Confrontation CultureJune 4, 2013
Boston Strong. Oklahoma Resilience. We Are Sandy Hook-We Choose Love. Certainly these tragedies were all horrific, but they also brought out the best in their respective communities. Police and Fireman were heroic, but even ordinary citizens came together to help each other. Typically, in the face of adversity, good rises to the top, and the survivors become stronger than they were before.
While sport culture is certainly different than community culture, lessons can be taken from how communities confront difficult situations.
The greatest organizations are not afraid to confront, even if it leads to tension. They embrace those moments as opportunities to improve and get better. Too many sports teams are afraid to confront; Do not upset the superstar. Stay away from giving honest, even if it’s difficult, feedback. Do not question the coach under any circumstance. Confrontation often leads to rocking the boat, and many captains are afraid to ride potentially rocky waves.

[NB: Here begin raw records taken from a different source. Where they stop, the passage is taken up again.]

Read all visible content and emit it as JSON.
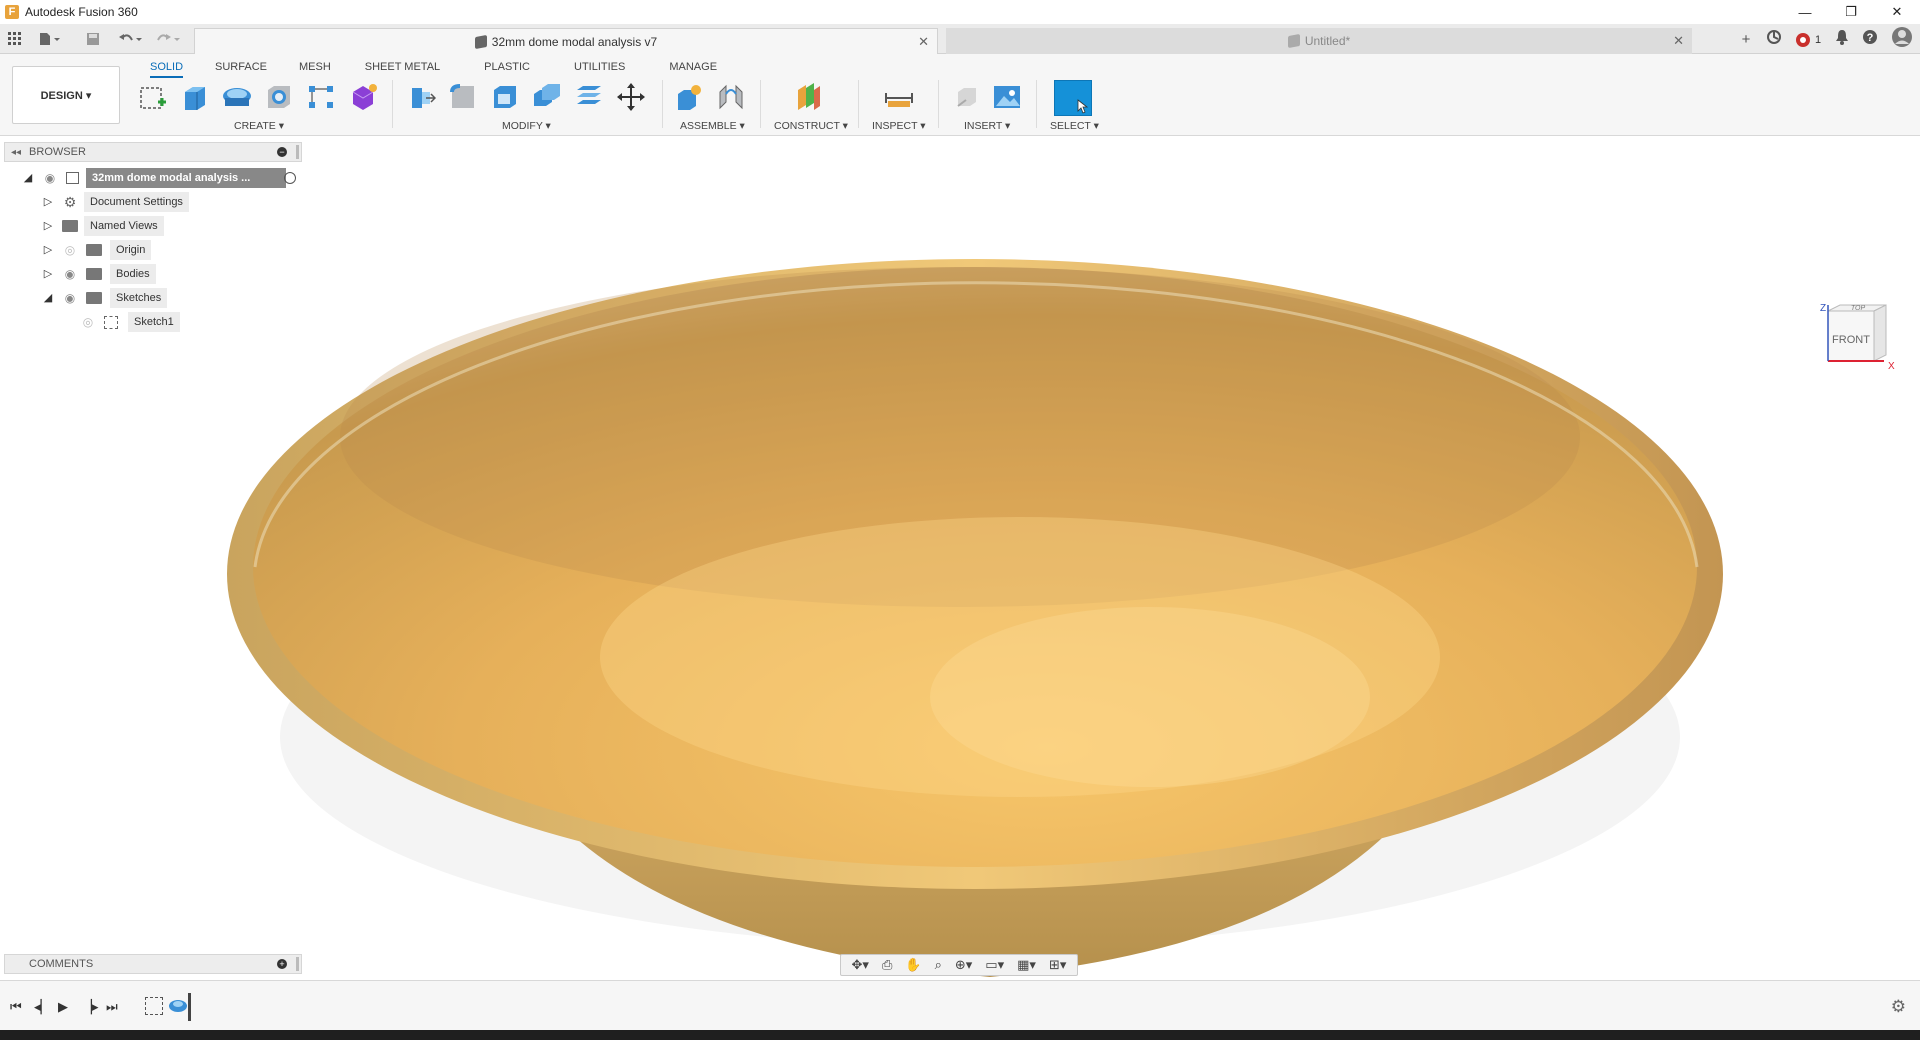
{
  "app": {
    "title": "Autodesk Fusion 360",
    "logo_letter": "F"
  },
  "window": {
    "minimize": "—",
    "restore": "❐",
    "close": "✕"
  },
  "tabs": [
    {
      "label": "32mm dome modal analysis v7",
      "active": true
    },
    {
      "label": "Untitled*",
      "active": false
    }
  ],
  "top_right": {
    "new_tab": "+",
    "notification_count": "1"
  },
  "design_button": {
    "label": "DESIGN ▾"
  },
  "mode_tabs": [
    "SOLID",
    "SURFACE",
    "MESH",
    "SHEET METAL",
    "PLASTIC",
    "UTILITIES",
    "MANAGE"
  ],
  "tool_groups": {
    "create": "CREATE ▾",
    "modify": "MODIFY ▾",
    "assemble": "ASSEMBLE ▾",
    "construct": "CONSTRUCT ▾",
    "inspect": "INSPECT ▾",
    "insert": "INSERT ▾",
    "select": "SELECT ▾"
  },
  "browser": {
    "title": "BROWSER",
    "root": "32mm dome modal analysis ...",
    "items": [
      {
        "label": "Document Settings"
      },
      {
        "label": "Named Views"
      },
      {
        "label": "Origin"
      },
      {
        "label": "Bodies"
      },
      {
        "label": "Sketches"
      },
      {
        "label": "Sketch1"
      }
    ]
  },
  "comments": {
    "title": "COMMENTS"
  },
  "viewcube": {
    "top": "TOP",
    "front": "FRONT",
    "axis_z": "Z",
    "axis_x": "X"
  },
  "colors": {
    "accent": "#0a6db8",
    "select_blue": "#1591d8",
    "dome_gold": "#e8b55a"
  }
}
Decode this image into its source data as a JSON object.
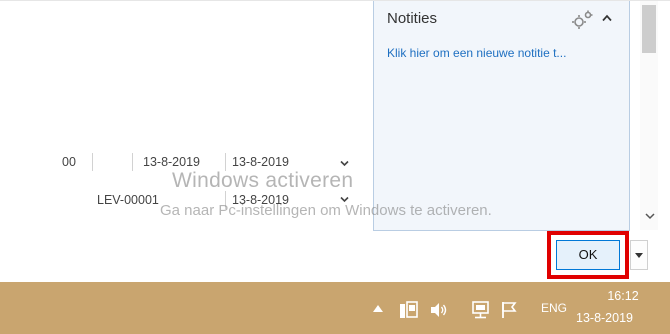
{
  "grid": {
    "row1": {
      "code": "00",
      "date1": "13-8-2019",
      "date2": "13-8-2019"
    },
    "row2": {
      "supplier": "LEV-00001",
      "date2": "13-8-2019"
    }
  },
  "notes_panel": {
    "title": "Notities",
    "new_note_link": "Klik hier om een nieuwe notitie t..."
  },
  "watermark": {
    "title": "Windows activeren",
    "subtitle": "Ga naar Pc-instellingen om Windows te activeren."
  },
  "dialog": {
    "ok_label": "OK"
  },
  "taskbar": {
    "color": "#c9a56f",
    "language": "ENG",
    "time": "16:12",
    "date": "13-8-2019",
    "tray_icons": [
      "show-hidden-icons-chevron-icon",
      "device-icon",
      "volume-icon",
      "network-icon",
      "action-center-flag-icon"
    ]
  },
  "colors": {
    "link": "#1e6fc1",
    "highlight": "#e00000",
    "button_border": "#0078d7"
  }
}
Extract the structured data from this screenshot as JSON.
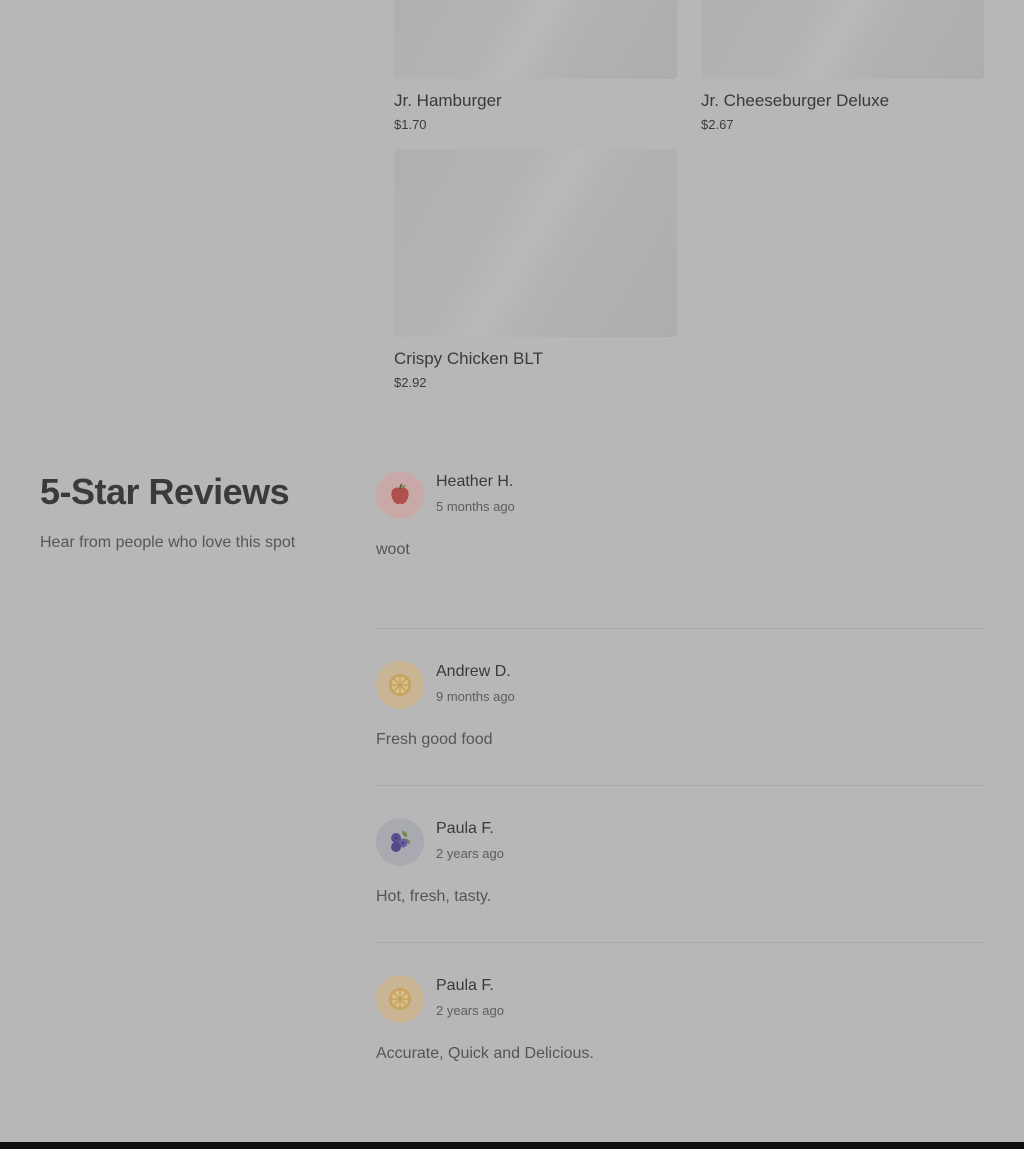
{
  "menu": {
    "items": [
      {
        "name": "Jr. Hamburger",
        "price": "$1.70"
      },
      {
        "name": "Jr. Cheeseburger Deluxe",
        "price": "$2.67"
      },
      {
        "name": "Crispy Chicken BLT",
        "price": "$2.92"
      }
    ]
  },
  "reviews": {
    "title": "5-Star Reviews",
    "subtitle": "Hear from people who love this spot",
    "items": [
      {
        "author": "Heather H.",
        "time": "5 months ago",
        "text": "woot",
        "avatar_icon": "apple-icon"
      },
      {
        "author": "Andrew D.",
        "time": "9 months ago",
        "text": "Fresh good food",
        "avatar_icon": "orange-slice-icon"
      },
      {
        "author": "Paula F.",
        "time": "2 years ago",
        "text": "Hot, fresh, tasty.",
        "avatar_icon": "blueberries-icon"
      },
      {
        "author": "Paula F.",
        "time": "2 years ago",
        "text": "Accurate, Quick and Delicious.",
        "avatar_icon": "orange-slice-icon"
      }
    ]
  },
  "colors": {
    "overlay_background": "#b7b7b7",
    "footer": "#0f0f0f"
  }
}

The truth is we become our best when confrontation is embraced. The word itself may cause you to think of negative examples, but the definition revolves around face to face clashing of idea. Does that sound so bad? Accusatory, finger pointing is not confrontation. It’s blame. Cultures that embrace confrontation believe that there may be a better, newer, smarter way of doing things. They strive to thrive when the going gets tough. Rather than simply surviving the rocky waves of the past, and storms that may be brewing in their future, they figure out how to keep the ship moving forward in that moment.
Confrontation cultures have open lines of communication, embrace questioning and believe there is no straight path to success. How are you using confrontation to better your culture? What ways can you encourage positive confrontation? Will you run away or run towards the storm?
Learn how to be a positive confronter and you will make a positive impact on your culture.